GeForce GTX 260 vs GeForce GTX 550 Ti
IntroThe GeForce GTX 260 makes use of a 65 nm design. nVidia has clocked the core frequency at 576 MHz. The GDDR3 RAM is set to run at a frequency of 999 MHz on this particular card. It features 192 SPUs as well as 64 Texture Address Units and 28 ROPs.
Compare those specs to the GeForce GTX 550 Ti, which uses a 40 nm design. nVidia has set the core frequency at 900 MHz. The GDDR5 RAM is set to run at a speed of 1026 MHz on this model. It features 192 SPUs as well as 32 Texture Address Units and 24 Rasterization Operator Units.
(No game benchmarks for this combination yet.)
Power Usage and Theoretical Benchmarks
Power Consumption (Max TDP)
The GeForce GTX 260, in theory, should be a bit faster than the GeForce GTX 550 Ti overall. (explain)
Texel RateThe GeForce GTX 260 is a lot (about 28%) faster with regards to texture filtering than the GeForce GTX 550 Ti. (explain)
Pixel RateThe GeForce GTX 550 Ti should be a lot (more or less 34%) faster with regards to FSAA than the GeForce GTX 260, and also should be capable of handling higher screen resolutions more effectively. (explain)
Please note that the above 'benchmarks' are all just theoretical - the results were calculated based on the card's specifications, and real-world performance may (and probably will) vary at least a bit.
Please note that the price comparisons are based on search keywords - sometimes it might show cards with very similar names that are not exactly the same as the one chosen in the comparison.
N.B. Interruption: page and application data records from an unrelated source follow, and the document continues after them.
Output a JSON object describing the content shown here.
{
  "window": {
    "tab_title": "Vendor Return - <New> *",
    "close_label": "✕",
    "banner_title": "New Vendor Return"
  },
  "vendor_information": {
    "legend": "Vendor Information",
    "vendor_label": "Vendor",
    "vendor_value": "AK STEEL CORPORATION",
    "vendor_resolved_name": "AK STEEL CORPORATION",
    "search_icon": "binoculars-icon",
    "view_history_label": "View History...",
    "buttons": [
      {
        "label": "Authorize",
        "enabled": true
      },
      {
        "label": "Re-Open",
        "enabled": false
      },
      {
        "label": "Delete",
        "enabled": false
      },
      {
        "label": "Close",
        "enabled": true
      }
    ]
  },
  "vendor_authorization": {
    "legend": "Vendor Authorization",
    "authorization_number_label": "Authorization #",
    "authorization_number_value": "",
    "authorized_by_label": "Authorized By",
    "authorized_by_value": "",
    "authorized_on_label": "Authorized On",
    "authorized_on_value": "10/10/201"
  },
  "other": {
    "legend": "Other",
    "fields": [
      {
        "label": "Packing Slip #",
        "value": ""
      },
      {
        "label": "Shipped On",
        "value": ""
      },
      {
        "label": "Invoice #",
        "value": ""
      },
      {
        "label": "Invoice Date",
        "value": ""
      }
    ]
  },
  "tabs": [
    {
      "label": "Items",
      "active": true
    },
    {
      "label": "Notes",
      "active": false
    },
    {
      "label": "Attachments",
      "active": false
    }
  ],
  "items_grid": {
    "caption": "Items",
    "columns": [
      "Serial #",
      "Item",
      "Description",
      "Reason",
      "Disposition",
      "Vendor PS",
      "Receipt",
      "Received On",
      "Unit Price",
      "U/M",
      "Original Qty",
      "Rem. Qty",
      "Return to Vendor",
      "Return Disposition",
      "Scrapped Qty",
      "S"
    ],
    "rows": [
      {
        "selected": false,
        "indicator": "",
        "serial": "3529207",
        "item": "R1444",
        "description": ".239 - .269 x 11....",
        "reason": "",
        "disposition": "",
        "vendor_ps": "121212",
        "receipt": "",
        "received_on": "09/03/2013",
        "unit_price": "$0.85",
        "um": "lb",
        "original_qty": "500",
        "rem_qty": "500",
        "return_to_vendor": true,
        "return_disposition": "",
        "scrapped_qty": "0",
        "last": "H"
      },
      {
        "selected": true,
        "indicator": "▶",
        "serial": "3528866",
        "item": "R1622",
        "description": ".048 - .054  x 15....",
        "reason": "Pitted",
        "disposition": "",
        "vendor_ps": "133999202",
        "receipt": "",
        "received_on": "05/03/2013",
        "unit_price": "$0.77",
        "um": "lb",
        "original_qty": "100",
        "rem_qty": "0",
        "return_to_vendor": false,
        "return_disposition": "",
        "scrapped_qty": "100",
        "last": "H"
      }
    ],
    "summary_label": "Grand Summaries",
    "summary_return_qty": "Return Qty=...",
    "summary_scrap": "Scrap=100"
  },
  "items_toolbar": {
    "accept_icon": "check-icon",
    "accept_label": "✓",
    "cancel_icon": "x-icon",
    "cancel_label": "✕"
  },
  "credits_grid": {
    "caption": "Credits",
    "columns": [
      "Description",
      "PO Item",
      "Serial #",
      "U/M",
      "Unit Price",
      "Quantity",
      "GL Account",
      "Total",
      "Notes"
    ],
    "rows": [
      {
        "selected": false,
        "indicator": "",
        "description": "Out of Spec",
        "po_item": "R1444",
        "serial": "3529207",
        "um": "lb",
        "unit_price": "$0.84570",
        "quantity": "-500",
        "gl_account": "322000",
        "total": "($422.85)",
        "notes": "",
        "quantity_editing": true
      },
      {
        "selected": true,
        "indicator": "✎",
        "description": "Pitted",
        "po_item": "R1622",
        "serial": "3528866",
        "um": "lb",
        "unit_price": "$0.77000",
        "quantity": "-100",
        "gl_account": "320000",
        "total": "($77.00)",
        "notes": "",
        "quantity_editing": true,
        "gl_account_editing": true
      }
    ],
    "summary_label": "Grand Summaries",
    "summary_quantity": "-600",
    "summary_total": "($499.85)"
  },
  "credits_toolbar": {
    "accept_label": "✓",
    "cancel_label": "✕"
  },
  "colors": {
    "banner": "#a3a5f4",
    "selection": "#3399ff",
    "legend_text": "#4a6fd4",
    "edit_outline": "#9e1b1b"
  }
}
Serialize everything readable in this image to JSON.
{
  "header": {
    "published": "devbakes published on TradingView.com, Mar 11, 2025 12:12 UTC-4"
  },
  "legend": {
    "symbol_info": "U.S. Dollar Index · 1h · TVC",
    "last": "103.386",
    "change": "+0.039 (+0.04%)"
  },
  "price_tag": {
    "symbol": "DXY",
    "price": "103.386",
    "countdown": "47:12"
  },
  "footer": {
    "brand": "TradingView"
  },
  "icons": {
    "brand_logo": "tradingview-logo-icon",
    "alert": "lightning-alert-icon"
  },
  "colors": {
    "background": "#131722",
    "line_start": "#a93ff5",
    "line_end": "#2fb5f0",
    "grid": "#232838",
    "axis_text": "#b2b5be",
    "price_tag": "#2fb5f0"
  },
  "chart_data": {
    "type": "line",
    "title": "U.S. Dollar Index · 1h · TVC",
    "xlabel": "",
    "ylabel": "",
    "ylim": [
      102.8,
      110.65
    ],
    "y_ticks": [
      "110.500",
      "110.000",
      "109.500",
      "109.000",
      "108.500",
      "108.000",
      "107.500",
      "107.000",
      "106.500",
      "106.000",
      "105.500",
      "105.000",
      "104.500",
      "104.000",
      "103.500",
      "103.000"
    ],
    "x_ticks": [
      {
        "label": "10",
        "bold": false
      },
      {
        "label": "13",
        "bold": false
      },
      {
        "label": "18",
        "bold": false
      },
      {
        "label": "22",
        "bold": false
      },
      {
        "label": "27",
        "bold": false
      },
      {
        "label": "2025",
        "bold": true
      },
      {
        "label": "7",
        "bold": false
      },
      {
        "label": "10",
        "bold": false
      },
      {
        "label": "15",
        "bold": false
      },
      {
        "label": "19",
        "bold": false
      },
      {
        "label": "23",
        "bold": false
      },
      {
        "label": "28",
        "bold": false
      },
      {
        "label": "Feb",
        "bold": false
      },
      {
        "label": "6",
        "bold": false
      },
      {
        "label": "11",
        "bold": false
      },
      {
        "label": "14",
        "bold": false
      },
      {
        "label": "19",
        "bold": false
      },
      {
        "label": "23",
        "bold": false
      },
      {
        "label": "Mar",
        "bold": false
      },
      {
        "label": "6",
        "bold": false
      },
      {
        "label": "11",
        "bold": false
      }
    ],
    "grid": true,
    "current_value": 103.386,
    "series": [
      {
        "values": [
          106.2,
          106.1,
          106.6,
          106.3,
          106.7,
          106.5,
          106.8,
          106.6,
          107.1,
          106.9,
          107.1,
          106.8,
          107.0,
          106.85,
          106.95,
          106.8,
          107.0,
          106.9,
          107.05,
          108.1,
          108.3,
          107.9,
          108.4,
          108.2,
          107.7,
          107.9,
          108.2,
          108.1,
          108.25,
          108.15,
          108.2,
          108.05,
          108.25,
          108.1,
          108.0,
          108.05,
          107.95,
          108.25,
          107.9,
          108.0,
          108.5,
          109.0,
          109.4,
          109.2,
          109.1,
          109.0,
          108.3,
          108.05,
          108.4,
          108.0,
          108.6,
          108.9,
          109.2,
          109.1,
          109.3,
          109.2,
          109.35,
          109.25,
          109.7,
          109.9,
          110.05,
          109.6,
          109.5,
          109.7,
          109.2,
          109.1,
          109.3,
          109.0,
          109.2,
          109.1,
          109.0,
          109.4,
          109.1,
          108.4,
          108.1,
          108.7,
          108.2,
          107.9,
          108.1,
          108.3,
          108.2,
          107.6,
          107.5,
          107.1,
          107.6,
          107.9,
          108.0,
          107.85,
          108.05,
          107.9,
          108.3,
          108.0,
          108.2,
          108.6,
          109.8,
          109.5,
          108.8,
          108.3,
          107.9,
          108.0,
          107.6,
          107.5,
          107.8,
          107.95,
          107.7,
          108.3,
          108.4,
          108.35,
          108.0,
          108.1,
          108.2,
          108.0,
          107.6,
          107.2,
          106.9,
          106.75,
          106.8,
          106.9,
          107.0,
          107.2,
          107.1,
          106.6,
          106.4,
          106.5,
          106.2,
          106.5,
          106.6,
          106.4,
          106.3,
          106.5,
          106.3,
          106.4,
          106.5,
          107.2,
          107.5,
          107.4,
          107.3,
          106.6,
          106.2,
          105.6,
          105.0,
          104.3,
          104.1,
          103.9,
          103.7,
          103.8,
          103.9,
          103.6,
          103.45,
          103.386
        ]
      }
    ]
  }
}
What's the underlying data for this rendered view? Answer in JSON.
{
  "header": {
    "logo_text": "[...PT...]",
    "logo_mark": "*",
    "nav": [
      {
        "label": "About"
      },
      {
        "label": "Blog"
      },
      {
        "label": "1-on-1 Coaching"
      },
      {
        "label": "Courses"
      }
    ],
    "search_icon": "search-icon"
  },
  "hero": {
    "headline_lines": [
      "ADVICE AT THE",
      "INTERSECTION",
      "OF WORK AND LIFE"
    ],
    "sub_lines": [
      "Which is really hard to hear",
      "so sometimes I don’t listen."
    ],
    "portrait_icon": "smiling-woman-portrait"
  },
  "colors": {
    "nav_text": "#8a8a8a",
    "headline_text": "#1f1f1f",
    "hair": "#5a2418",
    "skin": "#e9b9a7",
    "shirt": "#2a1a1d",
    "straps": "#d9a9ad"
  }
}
We do try to filter out the wrong results as best we can, though.
Memory Bandwidth: Bandwidth is the largest amount of data (counted in MB per second) that can be moved across the external memory interface within a second. The number is calculated by multiplying the card's bus width by its memory speed. If the card has DDR type memory, it must be multiplied by 2 once again. If it uses DDR5, multiply by ANOTHER 2x. The better the bandwidth is, the faster the card will be in general. It especially helps with anti-aliasing, HDR and higher screen resolutions.
Texel Rate: Texel rate is the maximum number of texture map elements (texels) that are processed in one second. This is calculated by multiplying the total texture units of the card by the core clock speed of the chip. The higher the texel rate, the better the video card will be at texture filtering (anisotropic filtering - AF). It is measured in millions of texels applied in one second.
Pixel Rate: Pixel rate is the maximum amount of pixels that the graphics card can possibly write to the local memory in one second - measured in millions of pixels per second. The figure is calculated by multiplying the number of Render Output Units by the the card's clock speed. ROPs (Raster Operations Pipelines - also called Render Output Units) are responsible for filling the screen with pixels (the image). The actual pixel output rate is also dependant on many other factors, especially the memory bandwidth - the lower the memory bandwidth is, the lower the potential to get to the max fill rate.